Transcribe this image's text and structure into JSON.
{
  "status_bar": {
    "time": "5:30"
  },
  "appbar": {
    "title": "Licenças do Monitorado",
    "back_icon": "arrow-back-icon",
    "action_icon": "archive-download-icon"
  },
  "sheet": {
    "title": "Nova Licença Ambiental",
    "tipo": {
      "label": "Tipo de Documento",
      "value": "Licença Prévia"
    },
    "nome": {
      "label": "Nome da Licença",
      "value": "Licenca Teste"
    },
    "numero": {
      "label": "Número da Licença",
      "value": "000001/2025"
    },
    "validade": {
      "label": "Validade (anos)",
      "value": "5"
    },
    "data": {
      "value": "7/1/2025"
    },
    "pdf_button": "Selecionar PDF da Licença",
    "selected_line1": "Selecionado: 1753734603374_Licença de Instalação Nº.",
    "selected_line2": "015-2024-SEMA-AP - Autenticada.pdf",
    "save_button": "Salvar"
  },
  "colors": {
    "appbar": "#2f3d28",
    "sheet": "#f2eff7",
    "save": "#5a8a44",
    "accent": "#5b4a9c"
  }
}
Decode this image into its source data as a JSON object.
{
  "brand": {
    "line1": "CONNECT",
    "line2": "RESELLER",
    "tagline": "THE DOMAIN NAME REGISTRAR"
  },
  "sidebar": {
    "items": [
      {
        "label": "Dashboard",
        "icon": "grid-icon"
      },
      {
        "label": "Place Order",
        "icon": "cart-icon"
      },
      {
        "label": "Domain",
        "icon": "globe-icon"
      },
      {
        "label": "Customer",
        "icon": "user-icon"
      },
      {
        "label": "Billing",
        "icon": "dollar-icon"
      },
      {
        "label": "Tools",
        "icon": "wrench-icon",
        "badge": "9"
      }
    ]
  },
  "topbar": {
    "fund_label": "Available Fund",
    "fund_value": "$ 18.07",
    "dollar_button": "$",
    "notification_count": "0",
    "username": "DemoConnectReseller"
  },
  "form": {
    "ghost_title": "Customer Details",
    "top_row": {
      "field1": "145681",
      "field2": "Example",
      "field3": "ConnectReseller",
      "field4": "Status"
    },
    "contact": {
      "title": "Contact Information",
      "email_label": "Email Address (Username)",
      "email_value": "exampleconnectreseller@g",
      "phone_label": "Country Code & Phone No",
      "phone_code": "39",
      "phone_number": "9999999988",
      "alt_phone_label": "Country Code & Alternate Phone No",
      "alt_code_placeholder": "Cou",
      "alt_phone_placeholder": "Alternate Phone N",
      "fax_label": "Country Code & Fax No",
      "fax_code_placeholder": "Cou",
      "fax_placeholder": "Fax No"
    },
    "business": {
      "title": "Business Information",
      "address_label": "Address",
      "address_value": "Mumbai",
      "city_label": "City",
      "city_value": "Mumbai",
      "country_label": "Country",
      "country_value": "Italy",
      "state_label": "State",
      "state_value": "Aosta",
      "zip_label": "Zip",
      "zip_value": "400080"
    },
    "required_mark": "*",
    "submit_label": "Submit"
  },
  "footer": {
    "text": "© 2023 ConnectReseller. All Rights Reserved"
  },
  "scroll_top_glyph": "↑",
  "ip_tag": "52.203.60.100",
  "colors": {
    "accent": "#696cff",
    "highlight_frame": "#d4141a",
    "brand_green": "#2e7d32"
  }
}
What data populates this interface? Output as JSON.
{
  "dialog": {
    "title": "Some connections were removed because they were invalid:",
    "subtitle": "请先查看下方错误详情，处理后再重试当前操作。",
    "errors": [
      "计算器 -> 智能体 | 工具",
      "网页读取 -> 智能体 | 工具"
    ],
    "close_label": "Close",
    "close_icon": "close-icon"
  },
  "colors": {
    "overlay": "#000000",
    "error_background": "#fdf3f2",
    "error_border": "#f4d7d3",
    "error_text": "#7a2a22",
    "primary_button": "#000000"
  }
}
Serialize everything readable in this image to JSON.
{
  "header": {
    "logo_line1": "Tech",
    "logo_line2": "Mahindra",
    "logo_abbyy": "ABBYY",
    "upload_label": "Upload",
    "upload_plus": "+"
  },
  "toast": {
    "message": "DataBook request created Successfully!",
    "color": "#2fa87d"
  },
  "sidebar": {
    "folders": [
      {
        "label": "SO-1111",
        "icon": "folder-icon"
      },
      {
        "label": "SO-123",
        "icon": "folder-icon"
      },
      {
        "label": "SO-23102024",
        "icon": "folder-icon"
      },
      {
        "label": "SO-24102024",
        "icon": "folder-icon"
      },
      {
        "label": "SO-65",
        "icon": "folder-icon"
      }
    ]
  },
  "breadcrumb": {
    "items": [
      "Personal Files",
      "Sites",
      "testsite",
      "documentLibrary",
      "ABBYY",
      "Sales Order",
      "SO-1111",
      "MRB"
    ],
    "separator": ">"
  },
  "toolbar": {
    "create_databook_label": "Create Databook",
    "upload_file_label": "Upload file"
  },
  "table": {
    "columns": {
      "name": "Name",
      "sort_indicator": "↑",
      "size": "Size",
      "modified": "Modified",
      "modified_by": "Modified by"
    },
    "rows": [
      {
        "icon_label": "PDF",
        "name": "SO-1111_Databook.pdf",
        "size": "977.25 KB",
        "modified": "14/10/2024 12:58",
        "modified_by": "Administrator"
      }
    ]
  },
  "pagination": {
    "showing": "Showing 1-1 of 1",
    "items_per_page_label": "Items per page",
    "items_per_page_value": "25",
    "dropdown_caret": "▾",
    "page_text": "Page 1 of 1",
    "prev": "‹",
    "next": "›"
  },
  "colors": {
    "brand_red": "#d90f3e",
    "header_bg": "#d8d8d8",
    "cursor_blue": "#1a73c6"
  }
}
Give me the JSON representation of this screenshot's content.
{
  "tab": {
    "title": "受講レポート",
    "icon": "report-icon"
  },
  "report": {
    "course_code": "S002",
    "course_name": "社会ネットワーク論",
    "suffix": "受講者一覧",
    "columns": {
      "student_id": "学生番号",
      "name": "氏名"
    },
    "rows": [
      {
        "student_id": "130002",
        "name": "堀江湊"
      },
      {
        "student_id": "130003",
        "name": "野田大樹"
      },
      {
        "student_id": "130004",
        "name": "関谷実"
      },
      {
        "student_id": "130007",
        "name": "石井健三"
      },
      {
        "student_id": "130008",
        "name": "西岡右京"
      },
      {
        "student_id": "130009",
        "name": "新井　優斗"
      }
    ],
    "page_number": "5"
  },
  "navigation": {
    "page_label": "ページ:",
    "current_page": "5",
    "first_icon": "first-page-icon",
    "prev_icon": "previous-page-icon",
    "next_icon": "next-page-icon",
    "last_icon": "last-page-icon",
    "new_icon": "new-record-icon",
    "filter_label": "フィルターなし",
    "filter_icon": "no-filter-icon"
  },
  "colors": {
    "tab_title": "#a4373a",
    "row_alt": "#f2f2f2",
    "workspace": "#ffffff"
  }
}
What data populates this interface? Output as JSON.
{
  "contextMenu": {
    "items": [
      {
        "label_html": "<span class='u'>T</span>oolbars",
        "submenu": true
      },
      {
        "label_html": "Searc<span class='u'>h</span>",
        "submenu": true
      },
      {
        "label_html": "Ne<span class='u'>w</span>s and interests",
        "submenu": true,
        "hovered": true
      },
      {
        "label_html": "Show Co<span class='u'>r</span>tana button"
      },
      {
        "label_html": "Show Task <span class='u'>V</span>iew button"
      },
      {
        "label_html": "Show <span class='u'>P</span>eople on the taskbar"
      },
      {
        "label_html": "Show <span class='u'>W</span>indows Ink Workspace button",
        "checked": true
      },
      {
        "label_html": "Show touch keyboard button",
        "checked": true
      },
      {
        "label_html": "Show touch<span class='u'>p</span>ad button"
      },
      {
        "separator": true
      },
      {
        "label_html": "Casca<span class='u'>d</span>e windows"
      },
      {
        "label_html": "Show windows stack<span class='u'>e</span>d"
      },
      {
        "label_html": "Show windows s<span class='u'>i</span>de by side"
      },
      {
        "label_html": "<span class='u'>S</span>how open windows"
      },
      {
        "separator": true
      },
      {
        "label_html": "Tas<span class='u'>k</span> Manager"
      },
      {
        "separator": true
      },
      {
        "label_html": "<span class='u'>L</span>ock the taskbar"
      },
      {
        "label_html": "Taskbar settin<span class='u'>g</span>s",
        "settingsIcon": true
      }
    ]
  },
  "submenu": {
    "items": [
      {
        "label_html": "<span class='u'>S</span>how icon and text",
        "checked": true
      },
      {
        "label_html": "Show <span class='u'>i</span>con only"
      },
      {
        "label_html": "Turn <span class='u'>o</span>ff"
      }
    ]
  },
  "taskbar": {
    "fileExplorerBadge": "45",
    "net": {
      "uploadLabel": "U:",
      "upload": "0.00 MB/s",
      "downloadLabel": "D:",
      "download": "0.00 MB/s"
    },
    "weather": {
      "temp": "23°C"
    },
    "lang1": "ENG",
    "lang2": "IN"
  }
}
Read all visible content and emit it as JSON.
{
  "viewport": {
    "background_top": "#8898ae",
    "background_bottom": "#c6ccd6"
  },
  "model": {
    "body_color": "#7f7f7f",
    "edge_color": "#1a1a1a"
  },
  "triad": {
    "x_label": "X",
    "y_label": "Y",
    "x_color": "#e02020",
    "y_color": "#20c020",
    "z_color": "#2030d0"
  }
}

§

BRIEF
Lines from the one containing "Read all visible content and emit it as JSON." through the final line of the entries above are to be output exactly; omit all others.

COMPLETED EXERCISE
Read all visible content and emit it as JSON.
{
  "viewport": {
    "background_top": "#8898ae",
    "background_bottom": "#c6ccd6"
  },
  "model": {
    "body_color": "#7f7f7f",
    "edge_color": "#1a1a1a"
  },
  "triad": {
    "x_label": "X",
    "y_label": "Y",
    "x_color": "#e02020",
    "y_color": "#20c020",
    "z_color": "#2030d0"
  }
}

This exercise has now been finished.